Although it remains to be formally demonstrated in this article, it seems likely that human Th17 cells will behave similar to mouse Th17 cells. Therefore, because IL-13 inhibits IL-17A production, therapeutic interventions that block IL-13 activity might have unanticipated effects in disease states that are driven by Th17-mediated inflammation. IL-13 has been identified as a potential therapeutic target in allergic diseases, such as asthma, as this cytokine is recognized as a central mediator of mucus production, airway responsiveness, and lymphocyte infiltration in animal models (12, 19). Molecules that block IL-13 activity, either through Ab neutralization or by soluble receptor, result in reduced airway responsiveness, mucus hyperplasia, inflammation, and chemokine production, such as CCL11, CCL5, and CXCL1, in mice or monkeys (19, 20, 21, 22). Therefore, based on the results of our study, the use of IL-13 inhibitors in these disease states may have the unintended consequence of up-regulating Th17 cytokine production. Increased production of IL-17A could potentially cause induction or exacerbation of autoimmune diseases, such as the EAE model or Crohn’s disease, as mouse models of these diseases are critically dependent on IL-17A (reviewed in Ref. 3). In contrast, diseases that cause increases in IL-13 levels might lead to the attenuation of Th17 cytokine production. In this setting, IL-13-mediated down-regulation of IL-17A could increase disease severity from extracellular pathogens, such as Klebsiella pneumoniae (4) or Mycoplasma pulmonis (5), that require IL-17 to resolve the infection.
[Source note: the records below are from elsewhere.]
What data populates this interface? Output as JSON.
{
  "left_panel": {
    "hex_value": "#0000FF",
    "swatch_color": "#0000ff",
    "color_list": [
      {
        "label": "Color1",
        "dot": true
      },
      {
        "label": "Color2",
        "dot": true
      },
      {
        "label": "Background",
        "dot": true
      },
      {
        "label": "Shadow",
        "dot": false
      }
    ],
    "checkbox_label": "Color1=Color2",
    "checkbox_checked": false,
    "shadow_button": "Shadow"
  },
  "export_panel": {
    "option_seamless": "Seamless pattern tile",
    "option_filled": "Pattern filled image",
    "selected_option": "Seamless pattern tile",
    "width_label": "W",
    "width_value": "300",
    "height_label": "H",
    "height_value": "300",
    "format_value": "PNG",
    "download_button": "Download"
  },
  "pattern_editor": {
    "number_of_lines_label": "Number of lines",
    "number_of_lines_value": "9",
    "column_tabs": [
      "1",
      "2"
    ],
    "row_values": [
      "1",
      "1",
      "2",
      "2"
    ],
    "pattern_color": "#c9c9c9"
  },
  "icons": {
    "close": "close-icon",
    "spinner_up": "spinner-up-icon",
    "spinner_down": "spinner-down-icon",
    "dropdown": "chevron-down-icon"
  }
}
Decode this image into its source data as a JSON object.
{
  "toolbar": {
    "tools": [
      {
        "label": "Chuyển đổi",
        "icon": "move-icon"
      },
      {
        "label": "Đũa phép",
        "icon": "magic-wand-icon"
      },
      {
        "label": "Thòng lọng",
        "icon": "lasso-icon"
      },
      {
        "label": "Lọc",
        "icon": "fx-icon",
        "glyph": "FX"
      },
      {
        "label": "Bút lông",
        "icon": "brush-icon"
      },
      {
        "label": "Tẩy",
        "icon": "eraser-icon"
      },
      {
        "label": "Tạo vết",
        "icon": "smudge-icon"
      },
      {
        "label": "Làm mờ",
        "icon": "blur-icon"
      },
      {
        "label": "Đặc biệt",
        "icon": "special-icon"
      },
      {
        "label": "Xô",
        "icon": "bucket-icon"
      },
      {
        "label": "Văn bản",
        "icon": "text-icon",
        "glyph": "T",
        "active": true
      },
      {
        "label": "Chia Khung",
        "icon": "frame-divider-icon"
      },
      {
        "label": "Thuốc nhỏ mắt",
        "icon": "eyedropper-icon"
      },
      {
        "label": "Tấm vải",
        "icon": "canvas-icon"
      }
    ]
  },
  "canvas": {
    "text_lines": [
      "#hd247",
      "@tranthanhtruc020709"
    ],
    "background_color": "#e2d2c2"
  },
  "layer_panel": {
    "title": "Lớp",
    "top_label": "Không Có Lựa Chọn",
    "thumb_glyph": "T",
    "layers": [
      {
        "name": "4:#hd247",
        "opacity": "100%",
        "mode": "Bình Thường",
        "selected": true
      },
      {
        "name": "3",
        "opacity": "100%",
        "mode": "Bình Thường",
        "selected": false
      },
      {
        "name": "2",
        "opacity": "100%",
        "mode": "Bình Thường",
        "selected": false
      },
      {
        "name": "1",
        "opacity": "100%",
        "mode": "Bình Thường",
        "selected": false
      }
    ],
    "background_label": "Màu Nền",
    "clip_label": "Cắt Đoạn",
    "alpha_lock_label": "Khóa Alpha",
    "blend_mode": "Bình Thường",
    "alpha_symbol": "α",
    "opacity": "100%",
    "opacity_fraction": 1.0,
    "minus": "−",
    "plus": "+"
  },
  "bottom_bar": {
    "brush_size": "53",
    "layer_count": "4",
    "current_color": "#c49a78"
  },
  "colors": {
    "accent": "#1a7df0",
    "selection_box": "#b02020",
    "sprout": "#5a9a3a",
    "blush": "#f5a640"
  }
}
In summary, we show that Th17 polarized T cells express a functional IL-13R and provide a mechanism by which IL-13, an abundantly produced Th2 cytokine, negatively regulates IL-17A production.
The authors have no financial conflict of interest.
The costs of publication of this article were defrayed in part by the payment of page charges. This article must therefore be hereby marked advertisement in accordance with 18 U.S.C. Section 1734 solely to indicate this fact.
This work was supported by the National Institutes of Health: F32HL091653, R01 HL090664, R01AI070672, R01AI054660, R01HL069449, R01AI059108, and GM 015431.
Abbreviations used in this paper: EAE, experimental autoimmune encephalitis; KO, knockout; ROR, retinoic acid-related.